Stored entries
┌──

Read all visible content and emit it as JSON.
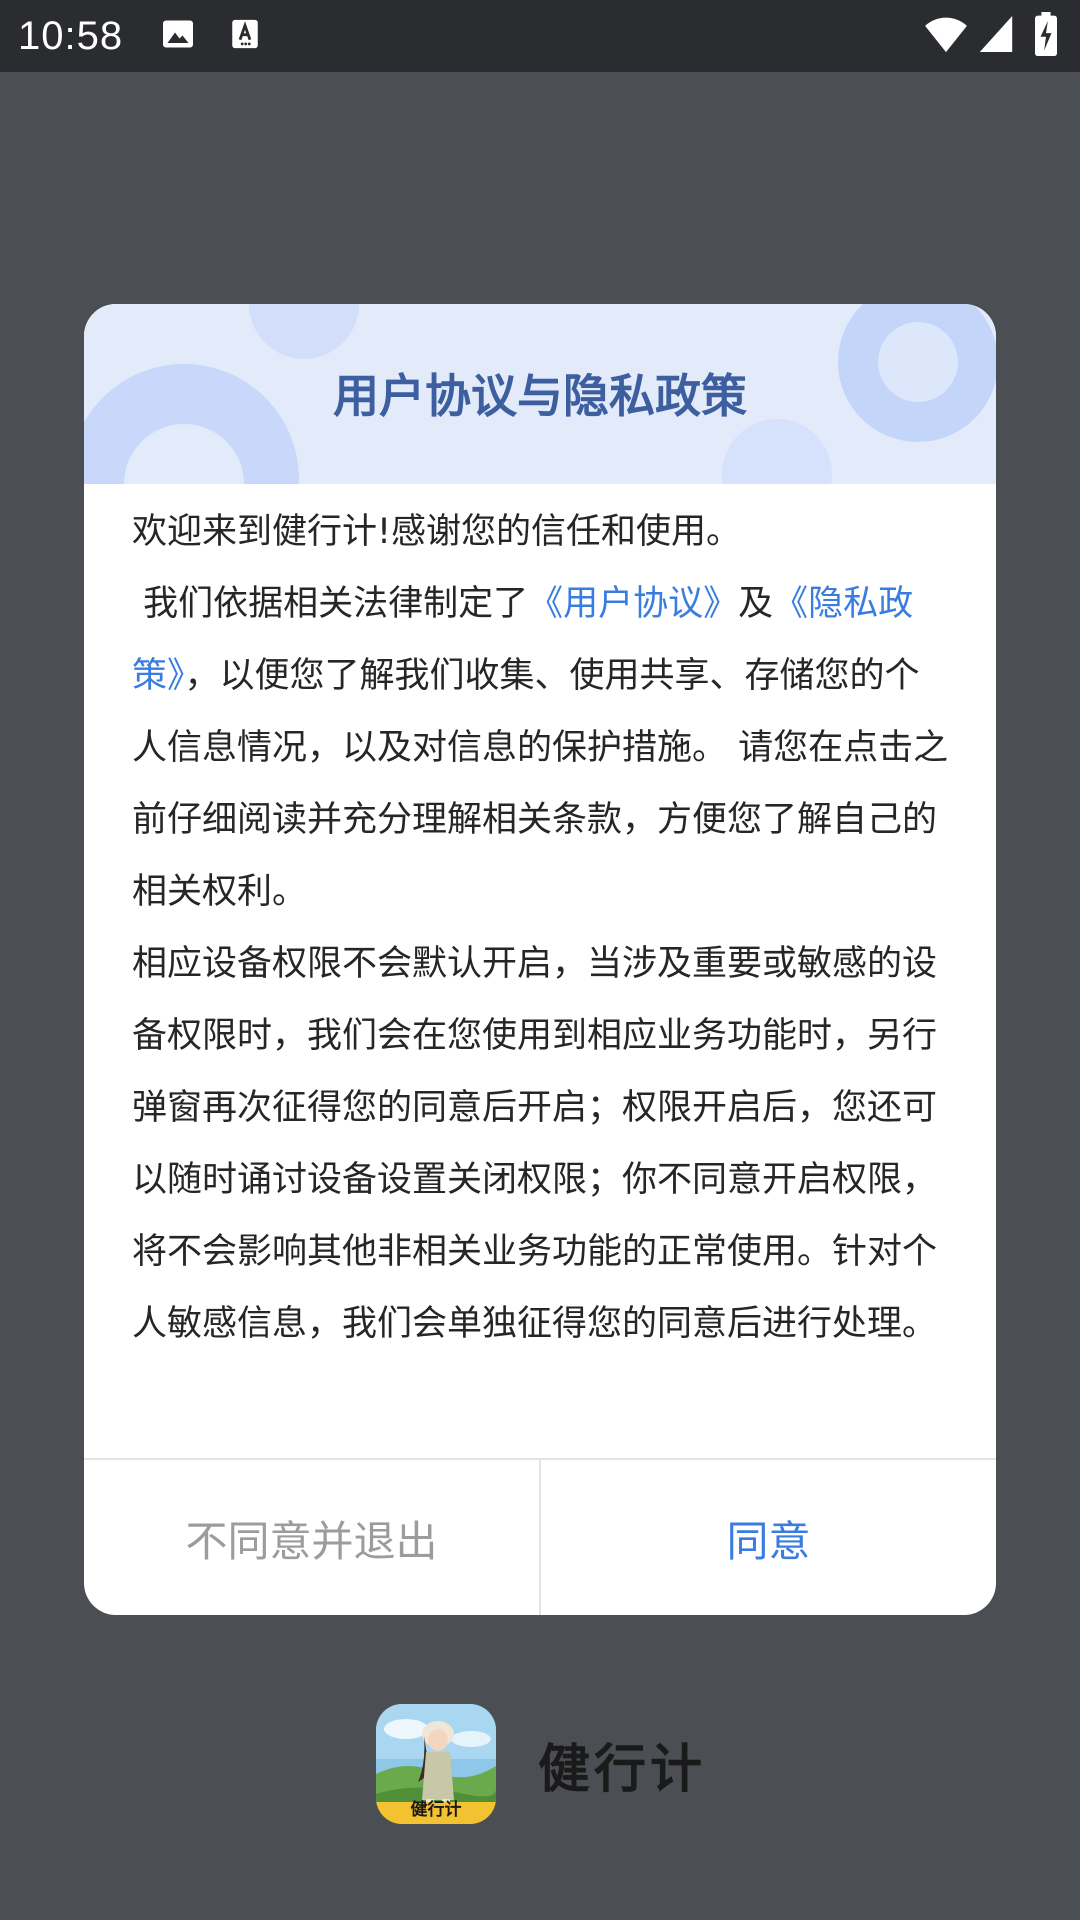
{
  "status_bar": {
    "time": "10:58",
    "icons": [
      "image-icon",
      "font-download-icon",
      "wifi-icon",
      "signal-icon",
      "battery-charging-icon"
    ]
  },
  "dialog": {
    "title": "用户协议与隐私政策",
    "welcome": "欢迎来到健行计!感谢您的信任和使用。",
    "para1_prefix": " 我们依据相关法律制定了",
    "user_agreement_link": "《用户协议》",
    "conjunction": "及",
    "privacy_policy_link": "《隐私政策》",
    "para1_suffix": "，以便您了解我们收集、使用共享、存储您的个人信息情况，以及对信息的保护措施。 请您在点击之前仔细阅读并充分理解相关条款，方便您了解自己的相关权利。",
    "para2": "相应设备权限不会默认开启，当涉及重要或敏感的设备权限时，我们会在您使用到相应业务功能时，另行弹窗再次征得您的同意后开启；权限开启后，您还可以随时诵讨设备设置关闭权限；你不同意开启权限，将不会影响其他非相关业务功能的正常使用。针对个人敏感信息，我们会单独征得您的同意后进行处理。",
    "decline_label": "不同意并退出",
    "accept_label": "同意",
    "colors": {
      "title": "#3d5f9f",
      "link": "#3a7de0",
      "header_bg": "#e3ebfb",
      "decline": "#9c9c9c"
    }
  },
  "app": {
    "name": "健行计",
    "icon_label": "健行计"
  }
}
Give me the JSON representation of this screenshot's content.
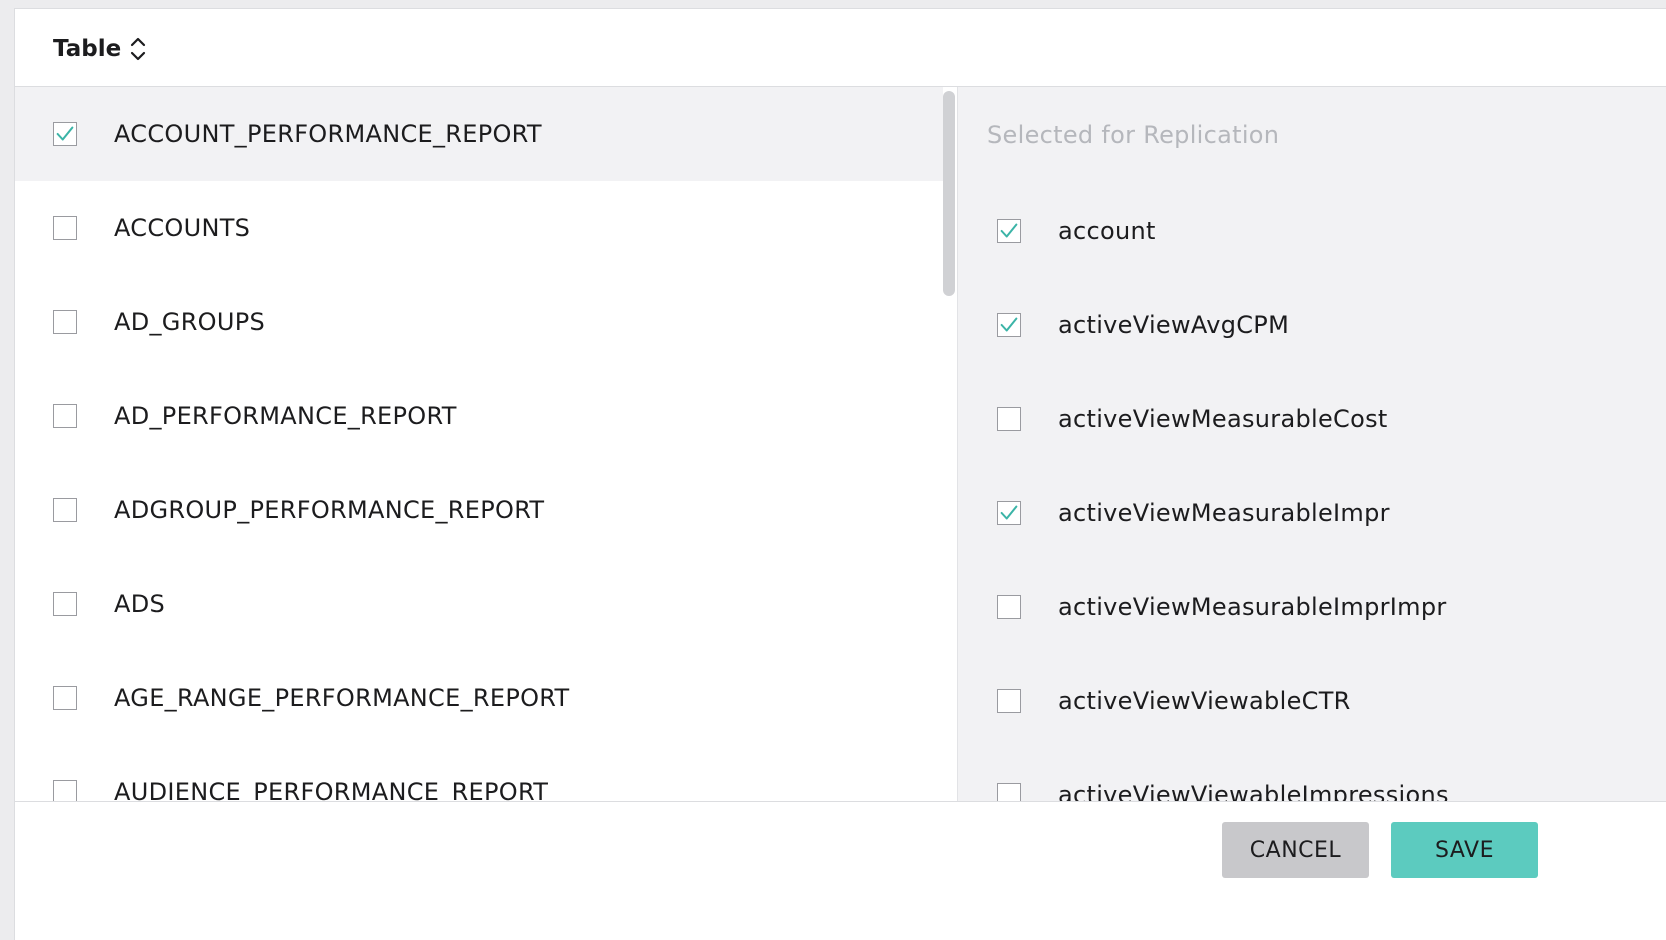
{
  "header": {
    "title": "Table",
    "sort_icon": "sort-updown-icon"
  },
  "colors": {
    "accent": "#5ccbbf",
    "checkmark": "#3bb4a7",
    "row_highlight": "#f2f2f4",
    "cancel_bg": "#c8c8cb"
  },
  "tables": [
    {
      "name": "ACCOUNT_PERFORMANCE_REPORT",
      "checked": true,
      "highlighted": true
    },
    {
      "name": "ACCOUNTS",
      "checked": false
    },
    {
      "name": "AD_GROUPS",
      "checked": false
    },
    {
      "name": "AD_PERFORMANCE_REPORT",
      "checked": false
    },
    {
      "name": "ADGROUP_PERFORMANCE_REPORT",
      "checked": false
    },
    {
      "name": "ADS",
      "checked": false
    },
    {
      "name": "AGE_RANGE_PERFORMANCE_REPORT",
      "checked": false
    },
    {
      "name": "AUDIENCE_PERFORMANCE_REPORT",
      "checked": false
    }
  ],
  "fields_panel": {
    "heading": "Selected for Replication",
    "fields": [
      {
        "name": "account",
        "checked": true
      },
      {
        "name": "activeViewAvgCPM",
        "checked": true
      },
      {
        "name": "activeViewMeasurableCost",
        "checked": false
      },
      {
        "name": "activeViewMeasurableImpr",
        "checked": true
      },
      {
        "name": "activeViewMeasurableImprImpr",
        "checked": false
      },
      {
        "name": "activeViewViewableCTR",
        "checked": false
      },
      {
        "name": "activeViewViewableImpressions",
        "checked": false
      }
    ]
  },
  "footer": {
    "cancel_label": "CANCEL",
    "save_label": "SAVE"
  }
}
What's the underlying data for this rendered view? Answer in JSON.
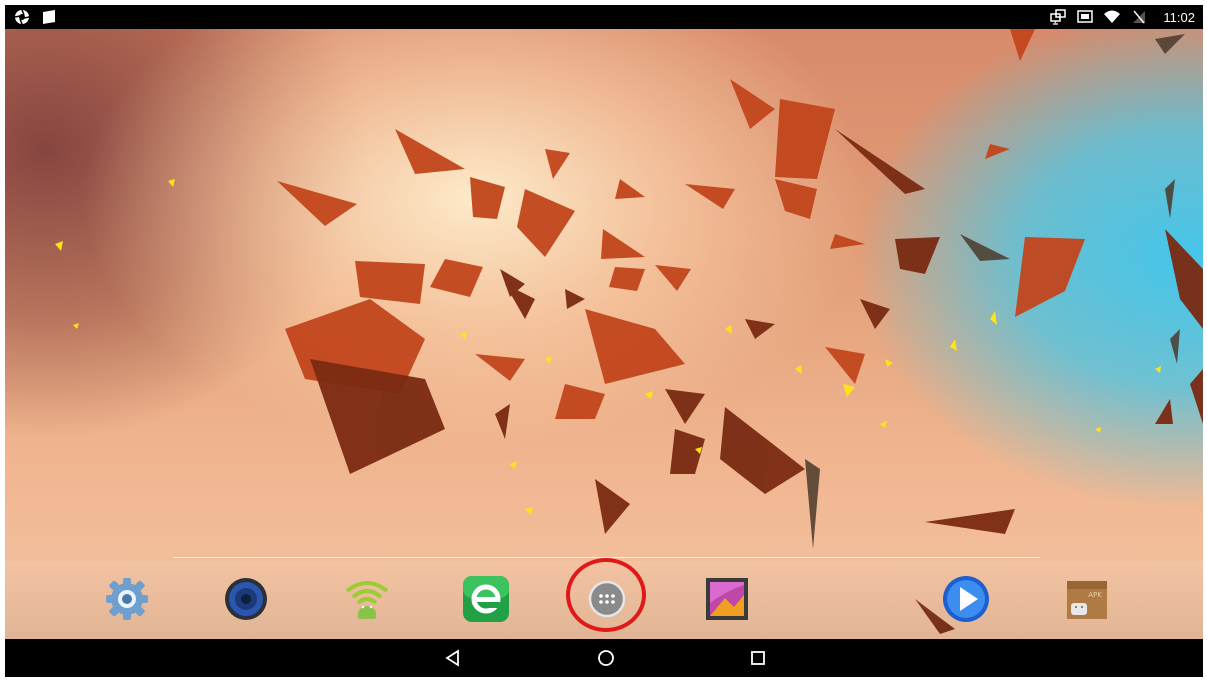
{
  "status_bar": {
    "left_icons": [
      "aperture-icon",
      "notification-card-icon"
    ],
    "right_icons": [
      "screen-mirror-icon",
      "cast-icon",
      "wifi-icon",
      "no-signal-icon"
    ],
    "time": "11:02"
  },
  "wallpaper": {
    "name": "abstract-shards-wallpaper"
  },
  "dock": {
    "apps": [
      {
        "name": "settings",
        "icon": "gear-icon"
      },
      {
        "name": "music",
        "icon": "speaker-icon"
      },
      {
        "name": "wifi-android",
        "icon": "android-wifi-icon"
      },
      {
        "name": "browser",
        "icon": "green-e-icon"
      },
      {
        "name": "all-apps",
        "icon": "app-drawer-icon",
        "highlighted": true,
        "highlight_color": "#e01818"
      },
      {
        "name": "gallery",
        "icon": "gallery-icon"
      },
      {
        "name": "media-player",
        "icon": "play-icon"
      },
      {
        "name": "apk-installer",
        "icon": "apk-box-icon",
        "badge": "APK"
      }
    ]
  },
  "nav_bar": {
    "buttons": [
      "back-icon",
      "home-icon",
      "recents-icon"
    ]
  },
  "colors": {
    "accent_highlight": "#e01818",
    "bar_background": "#000000"
  }
}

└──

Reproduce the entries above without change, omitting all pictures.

◆ Solved problem
Read all visible content and emit it as JSON.
{
  "status_bar": {
    "time": "10:58",
    "icons": [
      "image-icon",
      "font-download-icon",
      "wifi-icon",
      "signal-icon",
      "battery-charging-icon"
    ]
  },
  "dialog": {
    "title": "用户协议与隐私政策",
    "welcome": "欢迎来到健行计!感谢您的信任和使用。",
    "para1_prefix": " 我们依据相关法律制定了",
    "user_agreement_link": "《用户协议》",
    "conjunction": "及",
    "privacy_policy_link": "《隐私政策》",
    "para1_suffix": "，以便您了解我们收集、使用共享、存储您的个人信息情况，以及对信息的保护措施。 请您在点击之前仔细阅读并充分理解相关条款，方便您了解自己的相关权利。",
    "para2": "相应设备权限不会默认开启，当涉及重要或敏感的设备权限时，我们会在您使用到相应业务功能时，另行弹窗再次征得您的同意后开启；权限开启后，您还可以随时诵讨设备设置关闭权限；你不同意开启权限，将不会影响其他非相关业务功能的正常使用。针对个人敏感信息，我们会单独征得您的同意后进行处理。",
    "decline_label": "不同意并退出",
    "accept_label": "同意",
    "colors": {
      "title": "#3d5f9f",
      "link": "#3a7de0",
      "header_bg": "#e3ebfb",
      "decline": "#9c9c9c"
    }
  },
  "app": {
    "name": "健行计",
    "icon_label": "健行计"
  }
}
Give me the JSON representation of this screenshot's content.
{
  "header": {
    "title": "Table",
    "sort_icon": "sort-updown-icon"
  },
  "colors": {
    "accent": "#5ccbbf",
    "checkmark": "#3bb4a7",
    "row_highlight": "#f2f2f4",
    "cancel_bg": "#c8c8cb"
  },
  "tables": [
    {
      "name": "ACCOUNT_PERFORMANCE_REPORT",
      "checked": true,
      "highlighted": true
    },
    {
      "name": "ACCOUNTS",
      "checked": false
    },
    {
      "name": "AD_GROUPS",
      "checked": false
    },
    {
      "name": "AD_PERFORMANCE_REPORT",
      "checked": false
    },
    {
      "name": "ADGROUP_PERFORMANCE_REPORT",
      "checked": false
    },
    {
      "name": "ADS",
      "checked": false
    },
    {
      "name": "AGE_RANGE_PERFORMANCE_REPORT",
      "checked": false
    },
    {
      "name": "AUDIENCE_PERFORMANCE_REPORT",
      "checked": false
    }
  ],
  "fields_panel": {
    "heading": "Selected for Replication",
    "fields": [
      {
        "name": "account",
        "checked": true
      },
      {
        "name": "activeViewAvgCPM",
        "checked": true
      },
      {
        "name": "activeViewMeasurableCost",
        "checked": false
      },
      {
        "name": "activeViewMeasurableImpr",
        "checked": true
      },
      {
        "name": "activeViewMeasurableImprImpr",
        "checked": false
      },
      {
        "name": "activeViewViewableCTR",
        "checked": false
      },
      {
        "name": "activeViewViewableImpressions",
        "checked": false
      }
    ]
  },
  "footer": {
    "cancel_label": "CANCEL",
    "save_label": "SAVE"
  }
}
What's the underlying data for this rendered view? Answer in JSON.
{
  "status_bar": {
    "left_icons": [
      "aperture-icon",
      "notification-card-icon"
    ],
    "right_icons": [
      "screen-mirror-icon",
      "cast-icon",
      "wifi-icon",
      "no-signal-icon"
    ],
    "time": "11:02"
  },
  "wallpaper": {
    "name": "abstract-shards-wallpaper"
  },
  "dock": {
    "apps": [
      {
        "name": "settings",
        "icon": "gear-icon"
      },
      {
        "name": "music",
        "icon": "speaker-icon"
      },
      {
        "name": "wifi-android",
        "icon": "android-wifi-icon"
      },
      {
        "name": "browser",
        "icon": "green-e-icon"
      },
      {
        "name": "all-apps",
        "icon": "app-drawer-icon",
        "highlighted": true,
        "highlight_color": "#e01818"
      },
      {
        "name": "gallery",
        "icon": "gallery-icon"
      },
      {
        "name": "media-player",
        "icon": "play-icon"
      },
      {
        "name": "apk-installer",
        "icon": "apk-box-icon",
        "badge": "APK"
      }
    ]
  },
  "nav_bar": {
    "buttons": [
      "back-icon",
      "home-icon",
      "recents-icon"
    ]
  },
  "colors": {
    "accent_highlight": "#e01818",
    "bar_background": "#000000"
  }
}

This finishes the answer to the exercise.